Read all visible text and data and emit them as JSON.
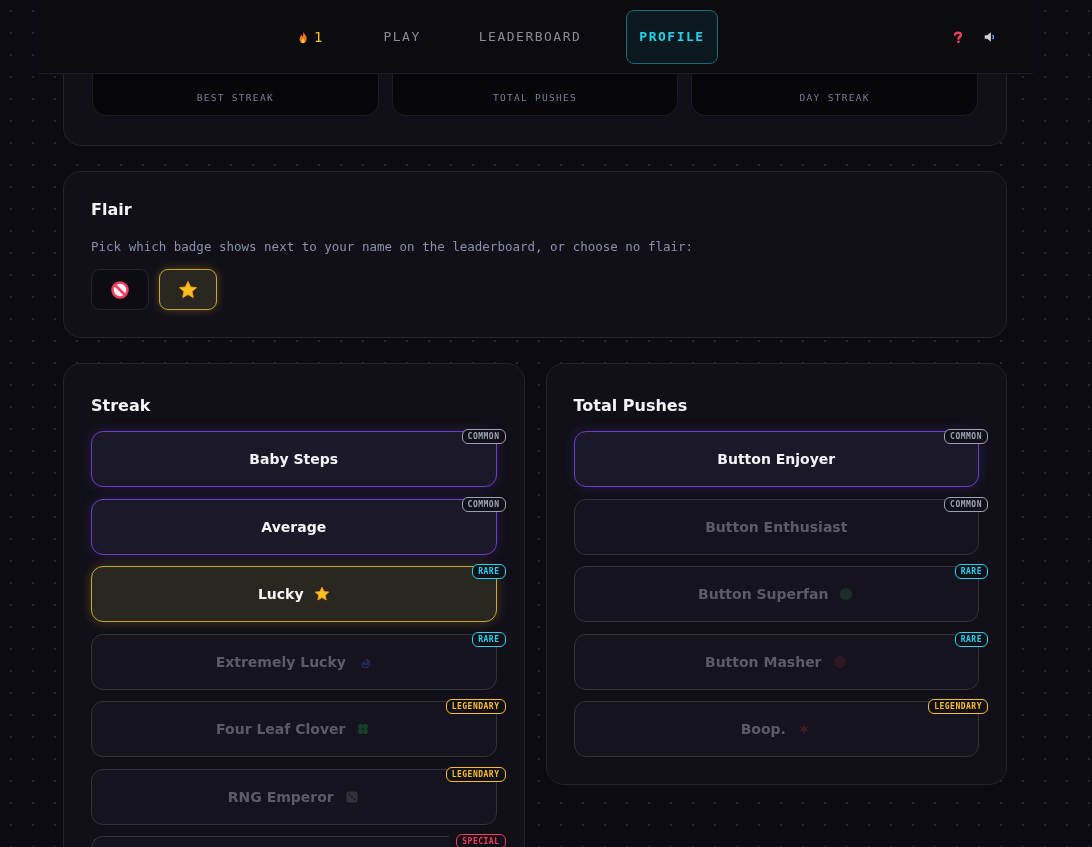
{
  "nav": {
    "streak": "1",
    "tabs": [
      {
        "label": "PLAY",
        "selected": false
      },
      {
        "label": "LEADERBOARD",
        "selected": false
      },
      {
        "label": "PROFILE",
        "selected": true
      }
    ]
  },
  "stats": [
    {
      "label": "BEST STREAK"
    },
    {
      "label": "TOTAL PUSHES"
    },
    {
      "label": "DAY STREAK"
    }
  ],
  "flair": {
    "title": "Flair",
    "description": "Pick which badge shows next to your name on the leaderboard, or choose no flair:",
    "options": [
      {
        "kind": "none",
        "selected": false
      },
      {
        "kind": "star",
        "selected": true
      }
    ]
  },
  "groups": [
    {
      "title": "Streak",
      "badges": [
        {
          "name": "Baby Steps",
          "earned": true,
          "equipped": false,
          "tag": {
            "label": "COMMON",
            "color": "#9ca3af"
          }
        },
        {
          "name": "Average",
          "earned": true,
          "equipped": false,
          "tag": {
            "label": "COMMON",
            "color": "#9ca3af"
          }
        },
        {
          "name": "Lucky",
          "earned": true,
          "equipped": true,
          "tag": {
            "label": "RARE",
            "color": "#22d3ee"
          }
        },
        {
          "name": "Extremely Lucky",
          "earned": false,
          "equipped": false,
          "tag": {
            "label": "RARE",
            "color": "#22d3ee"
          }
        },
        {
          "name": "Four Leaf Clover",
          "earned": false,
          "equipped": false,
          "tag": {
            "label": "LEGENDARY",
            "color": "#fbbf24"
          }
        },
        {
          "name": "RNG Emperor",
          "earned": false,
          "equipped": false,
          "tag": {
            "label": "LEGENDARY",
            "color": "#fbbf24"
          }
        },
        {
          "tag": {
            "label": "SPECIAL",
            "color": "#f43f5e"
          }
        }
      ]
    },
    {
      "title": "Total Pushes",
      "badges": [
        {
          "name": "Button Enjoyer",
          "earned": true,
          "equipped": false,
          "tag": {
            "label": "COMMON",
            "color": "#9ca3af"
          }
        },
        {
          "name": "Button Enthusiast",
          "earned": false,
          "equipped": false,
          "tag": {
            "label": "COMMON",
            "color": "#9ca3af"
          }
        },
        {
          "name": "Button Superfan",
          "earned": false,
          "equipped": false,
          "tag": {
            "label": "RARE",
            "color": "#22d3ee"
          }
        },
        {
          "name": "Button Masher",
          "earned": false,
          "equipped": false,
          "tag": {
            "label": "RARE",
            "color": "#22d3ee"
          }
        },
        {
          "name": "Boop.",
          "earned": false,
          "equipped": false,
          "tag": {
            "label": "LEGENDARY",
            "color": "#fbbf24"
          }
        }
      ]
    }
  ]
}
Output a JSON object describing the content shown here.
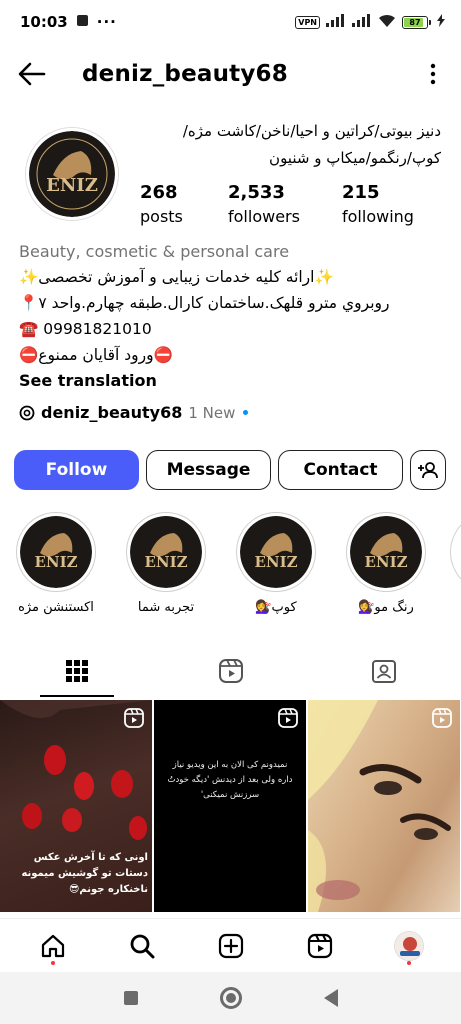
{
  "status_bar": {
    "time": "10:03",
    "vpn": "VPN",
    "battery": "87",
    "battery_percent": 87
  },
  "header": {
    "username": "deniz_beauty68",
    "back_icon": "arrow-left-icon",
    "more_icon": "vertical-dots-icon"
  },
  "profile": {
    "avatar_text": "ENIZ",
    "avatar_ring_text": "DENIZ BEAUTY SALON",
    "name_line1": "دنیز بیوتی/کراتین و احیا/ناخن/کاشت مژه/",
    "name_line2": "کوپ/رنگمو/میکاپ و شنیون",
    "stats": [
      {
        "value": "268",
        "label": "posts"
      },
      {
        "value": "2,533",
        "label": "followers"
      },
      {
        "value": "215",
        "label": "following"
      }
    ],
    "category": "Beauty, cosmetic & personal care",
    "bio_lines": [
      "✨ارائه کلیه خدمات زیبایی و آموزش تخصصی✨",
      "روبروي مترو قلهک.ساختمان کارال.طبقه چهارم.واحد ۷📍",
      "☎️ 09981821010",
      "⛔ورود آقایان ممنوع⛔"
    ],
    "see_translation": "See translation",
    "threads_name": "deniz_beauty68",
    "threads_badge": "1 New"
  },
  "actions": {
    "follow": "Follow",
    "message": "Message",
    "contact": "Contact"
  },
  "highlights": [
    {
      "label": "اکستنشن مژه"
    },
    {
      "label": "تجربه شما"
    },
    {
      "label": "کوپ💇‍♀️"
    },
    {
      "label": "رنگ مو💇‍♀️"
    }
  ],
  "tabs": [
    {
      "icon": "grid-icon",
      "active": true
    },
    {
      "icon": "reels-icon",
      "active": false
    },
    {
      "icon": "tagged-icon",
      "active": false
    }
  ],
  "posts": [
    {
      "caption": "اونی که تا آخرش عکس دستات تو گوشیش میمونه ناخنکاره جونم😎"
    },
    {
      "caption": "نمیدونم کی الان به این ویدیو نیاز داره ولی بعد از دیدنش 'دیگه خودتُ سرزنش نمیکنی'"
    },
    {
      "caption": ""
    }
  ],
  "bottom_nav": [
    {
      "icon": "home-icon"
    },
    {
      "icon": "search-icon"
    },
    {
      "icon": "create-icon"
    },
    {
      "icon": "reels-icon"
    },
    {
      "icon": "profile-avatar"
    }
  ],
  "colors": {
    "follow_blue": "#4a5df9",
    "category_gray": "#737373",
    "threads_dot": "#0095f6",
    "notif_red": "#ff3040"
  }
}
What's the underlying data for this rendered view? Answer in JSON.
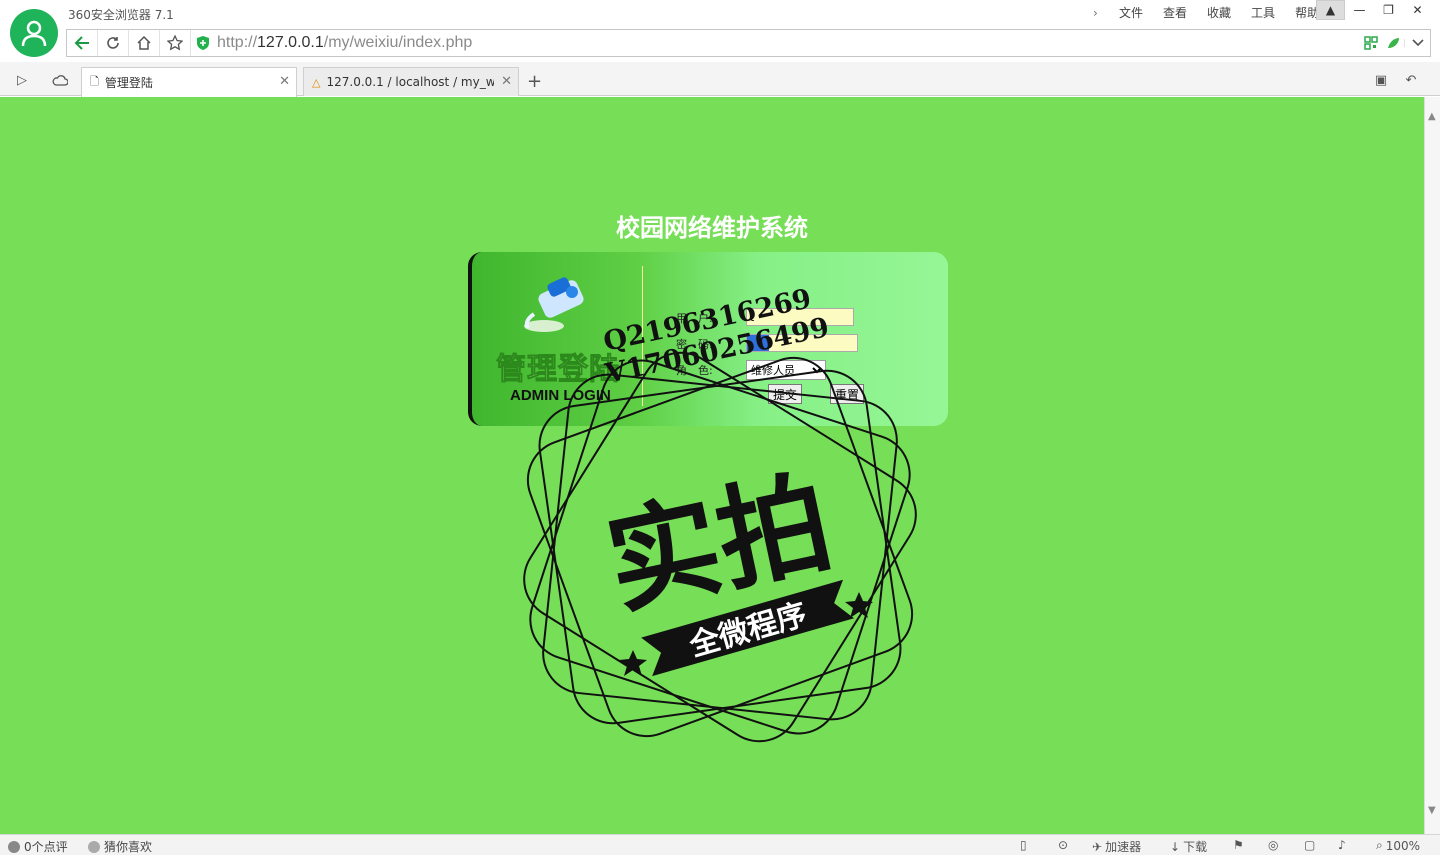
{
  "window": {
    "app_title": "360安全浏览器 7.1",
    "menu": [
      "文件",
      "查看",
      "收藏",
      "工具",
      "帮助"
    ]
  },
  "address": {
    "scheme": "http://",
    "host": "127.0.0.1",
    "path": "/my/weixiu/index.php"
  },
  "tabs": [
    {
      "title": "管理登陆",
      "active": true
    },
    {
      "title": "127.0.0.1 / localhost / my_we",
      "active": false
    }
  ],
  "page": {
    "system_title": "校园网络维护系统",
    "login_heading": "管理登陆",
    "login_subheading": "ADMIN LOGIN",
    "fields": {
      "user_label": "用　户:",
      "user_value": "t",
      "password_label": "密　码:",
      "role_label": "角　色:",
      "role_selected": "维修人员"
    },
    "buttons": {
      "submit": "提交",
      "reset": "重置"
    }
  },
  "watermark": {
    "line1": "Q2196316269",
    "line2": "V17060256499",
    "main": "实拍",
    "banner": "全微程序"
  },
  "status": {
    "comments": "0个点评",
    "guess": "猜你喜欢",
    "accelerator": "加速器",
    "download": "下载",
    "zoom": "100%"
  },
  "colors": {
    "page_bg": "#77de57",
    "accent_green": "#1fb35a"
  }
}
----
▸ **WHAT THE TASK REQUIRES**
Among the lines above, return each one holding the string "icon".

▸ **ANSWER SECTION**
    "back_icon": "arrow-left-icon",
    "more_icon": "vertical-dots-icon"
      "icon": "grid-icon",
      "icon": "reels-icon",
      "icon": "tagged-icon",
      "icon": "home-icon"
      "icon": "search-icon"
      "icon": "create-icon"
      "icon": "reels-icon"
      "icon": "profile-avatar"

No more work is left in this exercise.